◆ TASK INSTRUCTIONS
Your answer must be the records below, repeated exactly, with every picture left out.

◆ INPUT FOR THIS TASK
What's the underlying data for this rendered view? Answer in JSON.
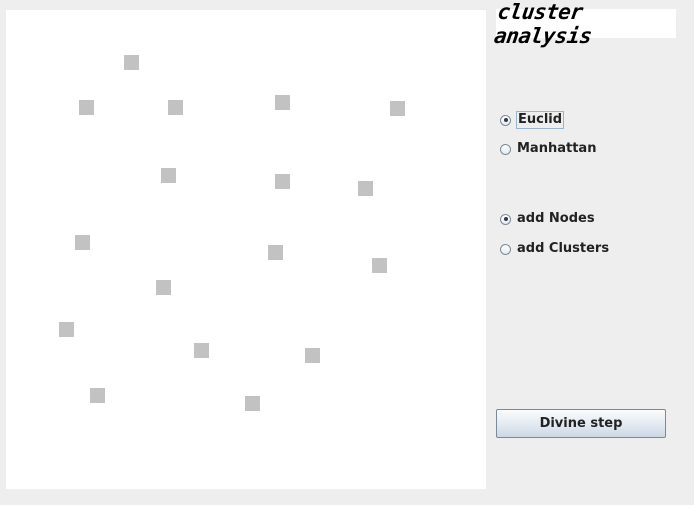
{
  "app": {
    "logo_text": "cluster analysis"
  },
  "metric": {
    "options": [
      {
        "label": "Euclid",
        "checked": true
      },
      {
        "label": "Manhattan",
        "checked": false
      }
    ]
  },
  "mode": {
    "options": [
      {
        "label": "add Nodes",
        "checked": true
      },
      {
        "label": "add Clusters",
        "checked": false
      }
    ]
  },
  "actions": {
    "step_label": "Divine step"
  },
  "colors": {
    "node": "#c2c2c2",
    "canvas": "#ffffff",
    "window": "#eeeeee"
  }
}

◆ TASK OUTPUT
What's the underlying data for this rendered view? Answer in JSON.
{
  "app": {
    "logo_text": "cluster analysis"
  },
  "metric": {
    "options": [
      {
        "label": "Euclid",
        "checked": true
      },
      {
        "label": "Manhattan",
        "checked": false
      }
    ]
  },
  "mode": {
    "options": [
      {
        "label": "add Nodes",
        "checked": true
      },
      {
        "label": "add Clusters",
        "checked": false
      }
    ]
  },
  "actions": {
    "step_label": "Divine step"
  },
  "colors": {
    "node": "#c2c2c2",
    "canvas": "#ffffff",
    "window": "#eeeeee"
  }
}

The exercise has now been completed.